▶ **Work order**
Repeat the data exactly as it stands.

▶ **Entries from a dataset of interfaces**
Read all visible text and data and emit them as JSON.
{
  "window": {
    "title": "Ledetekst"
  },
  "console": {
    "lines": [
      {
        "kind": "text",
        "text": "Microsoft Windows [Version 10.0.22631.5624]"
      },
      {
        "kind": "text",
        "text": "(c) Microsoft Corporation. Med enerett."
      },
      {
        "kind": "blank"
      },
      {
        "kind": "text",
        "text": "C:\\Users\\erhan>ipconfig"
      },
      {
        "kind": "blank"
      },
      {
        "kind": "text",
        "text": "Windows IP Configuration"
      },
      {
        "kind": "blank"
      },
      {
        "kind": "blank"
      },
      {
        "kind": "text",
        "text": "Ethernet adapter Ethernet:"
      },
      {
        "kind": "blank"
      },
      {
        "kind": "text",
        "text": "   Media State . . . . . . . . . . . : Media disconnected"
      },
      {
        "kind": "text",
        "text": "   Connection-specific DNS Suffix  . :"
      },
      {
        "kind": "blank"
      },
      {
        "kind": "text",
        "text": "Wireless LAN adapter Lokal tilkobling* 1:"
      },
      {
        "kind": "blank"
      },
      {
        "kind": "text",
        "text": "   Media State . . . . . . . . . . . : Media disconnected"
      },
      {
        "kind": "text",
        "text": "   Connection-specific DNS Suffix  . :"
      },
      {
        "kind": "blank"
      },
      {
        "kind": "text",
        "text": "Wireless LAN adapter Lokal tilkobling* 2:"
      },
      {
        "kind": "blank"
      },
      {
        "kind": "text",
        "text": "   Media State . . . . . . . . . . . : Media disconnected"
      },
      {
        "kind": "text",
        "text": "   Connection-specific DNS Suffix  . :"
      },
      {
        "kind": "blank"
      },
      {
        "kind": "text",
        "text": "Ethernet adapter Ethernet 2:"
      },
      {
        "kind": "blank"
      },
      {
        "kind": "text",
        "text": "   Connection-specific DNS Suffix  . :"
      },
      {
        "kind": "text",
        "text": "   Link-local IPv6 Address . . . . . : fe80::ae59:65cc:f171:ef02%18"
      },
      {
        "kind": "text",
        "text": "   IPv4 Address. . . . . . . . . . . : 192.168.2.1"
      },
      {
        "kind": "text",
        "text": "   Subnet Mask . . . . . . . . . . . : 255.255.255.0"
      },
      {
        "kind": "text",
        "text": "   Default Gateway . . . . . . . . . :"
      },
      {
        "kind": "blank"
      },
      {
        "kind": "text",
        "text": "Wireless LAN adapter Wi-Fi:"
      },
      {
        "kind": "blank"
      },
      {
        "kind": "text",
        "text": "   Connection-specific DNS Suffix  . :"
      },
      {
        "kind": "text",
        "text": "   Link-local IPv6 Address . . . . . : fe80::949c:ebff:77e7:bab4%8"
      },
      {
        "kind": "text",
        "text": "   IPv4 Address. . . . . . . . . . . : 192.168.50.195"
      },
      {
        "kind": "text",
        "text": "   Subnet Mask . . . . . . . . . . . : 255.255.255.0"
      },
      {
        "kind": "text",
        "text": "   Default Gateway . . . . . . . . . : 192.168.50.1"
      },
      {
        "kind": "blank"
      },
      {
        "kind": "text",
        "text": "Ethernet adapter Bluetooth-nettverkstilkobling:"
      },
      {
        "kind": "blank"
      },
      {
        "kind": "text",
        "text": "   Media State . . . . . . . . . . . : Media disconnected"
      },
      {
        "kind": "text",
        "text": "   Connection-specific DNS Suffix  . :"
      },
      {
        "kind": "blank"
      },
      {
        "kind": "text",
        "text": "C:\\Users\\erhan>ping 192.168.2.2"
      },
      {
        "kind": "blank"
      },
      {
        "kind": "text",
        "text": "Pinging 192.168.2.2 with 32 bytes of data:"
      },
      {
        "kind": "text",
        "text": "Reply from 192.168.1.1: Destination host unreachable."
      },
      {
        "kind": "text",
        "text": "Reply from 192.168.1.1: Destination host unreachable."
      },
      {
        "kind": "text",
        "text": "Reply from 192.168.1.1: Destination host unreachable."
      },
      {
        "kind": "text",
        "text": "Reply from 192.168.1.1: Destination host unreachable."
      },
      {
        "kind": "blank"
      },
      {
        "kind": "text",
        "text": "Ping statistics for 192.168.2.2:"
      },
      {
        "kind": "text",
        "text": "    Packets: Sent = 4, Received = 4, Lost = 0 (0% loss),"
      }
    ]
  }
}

▶ **Output below**
Read all visible text and data and emit them as JSON.
{
  "window": {
    "title": "Ledetekst"
  },
  "console": {
    "lines": [
      {
        "kind": "text",
        "text": "Microsoft Windows [Version 10.0.22631.5624]"
      },
      {
        "kind": "text",
        "text": "(c) Microsoft Corporation. Med enerett."
      },
      {
        "kind": "blank"
      },
      {
        "kind": "text",
        "text": "C:\\Users\\erhan>ipconfig"
      },
      {
        "kind": "blank"
      },
      {
        "kind": "text",
        "text": "Windows IP Configuration"
      },
      {
        "kind": "blank"
      },
      {
        "kind": "blank"
      },
      {
        "kind": "text",
        "text": "Ethernet adapter Ethernet:"
      },
      {
        "kind": "blank"
      },
      {
        "kind": "text",
        "text": "   Media State . . . . . . . . . . . : Media disconnected"
      },
      {
        "kind": "text",
        "text": "   Connection-specific DNS Suffix  . :"
      },
      {
        "kind": "blank"
      },
      {
        "kind": "text",
        "text": "Wireless LAN adapter Lokal tilkobling* 1:"
      },
      {
        "kind": "blank"
      },
      {
        "kind": "text",
        "text": "   Media State . . . . . . . . . . . : Media disconnected"
      },
      {
        "kind": "text",
        "text": "   Connection-specific DNS Suffix  . :"
      },
      {
        "kind": "blank"
      },
      {
        "kind": "text",
        "text": "Wireless LAN adapter Lokal tilkobling* 2:"
      },
      {
        "kind": "blank"
      },
      {
        "kind": "text",
        "text": "   Media State . . . . . . . . . . . : Media disconnected"
      },
      {
        "kind": "text",
        "text": "   Connection-specific DNS Suffix  . :"
      },
      {
        "kind": "blank"
      },
      {
        "kind": "text",
        "text": "Ethernet adapter Ethernet 2:"
      },
      {
        "kind": "blank"
      },
      {
        "kind": "text",
        "text": "   Connection-specific DNS Suffix  . :"
      },
      {
        "kind": "text",
        "text": "   Link-local IPv6 Address . . . . . : fe80::ae59:65cc:f171:ef02%18"
      },
      {
        "kind": "text",
        "text": "   IPv4 Address. . . . . . . . . . . : 192.168.2.1"
      },
      {
        "kind": "text",
        "text": "   Subnet Mask . . . . . . . . . . . : 255.255.255.0"
      },
      {
        "kind": "text",
        "text": "   Default Gateway . . . . . . . . . :"
      },
      {
        "kind": "blank"
      },
      {
        "kind": "text",
        "text": "Wireless LAN adapter Wi-Fi:"
      },
      {
        "kind": "blank"
      },
      {
        "kind": "text",
        "text": "   Connection-specific DNS Suffix  . :"
      },
      {
        "kind": "text",
        "text": "   Link-local IPv6 Address . . . . . : fe80::949c:ebff:77e7:bab4%8"
      },
      {
        "kind": "text",
        "text": "   IPv4 Address. . . . . . . . . . . : 192.168.50.195"
      },
      {
        "kind": "text",
        "text": "   Subnet Mask . . . . . . . . . . . : 255.255.255.0"
      },
      {
        "kind": "text",
        "text": "   Default Gateway . . . . . . . . . : 192.168.50.1"
      },
      {
        "kind": "blank"
      },
      {
        "kind": "text",
        "text": "Ethernet adapter Bluetooth-nettverkstilkobling:"
      },
      {
        "kind": "blank"
      },
      {
        "kind": "text",
        "text": "   Media State . . . . . . . . . . . : Media disconnected"
      },
      {
        "kind": "text",
        "text": "   Connection-specific DNS Suffix  . :"
      },
      {
        "kind": "blank"
      },
      {
        "kind": "text",
        "text": "C:\\Users\\erhan>ping 192.168.2.2"
      },
      {
        "kind": "blank"
      },
      {
        "kind": "text",
        "text": "Pinging 192.168.2.2 with 32 bytes of data:"
      },
      {
        "kind": "text",
        "text": "Reply from 192.168.1.1: Destination host unreachable."
      },
      {
        "kind": "text",
        "text": "Reply from 192.168.1.1: Destination host unreachable."
      },
      {
        "kind": "text",
        "text": "Reply from 192.168.1.1: Destination host unreachable."
      },
      {
        "kind": "text",
        "text": "Reply from 192.168.1.1: Destination host unreachable."
      },
      {
        "kind": "blank"
      },
      {
        "kind": "text",
        "text": "Ping statistics for 192.168.2.2:"
      },
      {
        "kind": "text",
        "text": "    Packets: Sent = 4, Received = 4, Lost = 0 (0% loss),"
      }
    ]
  }
}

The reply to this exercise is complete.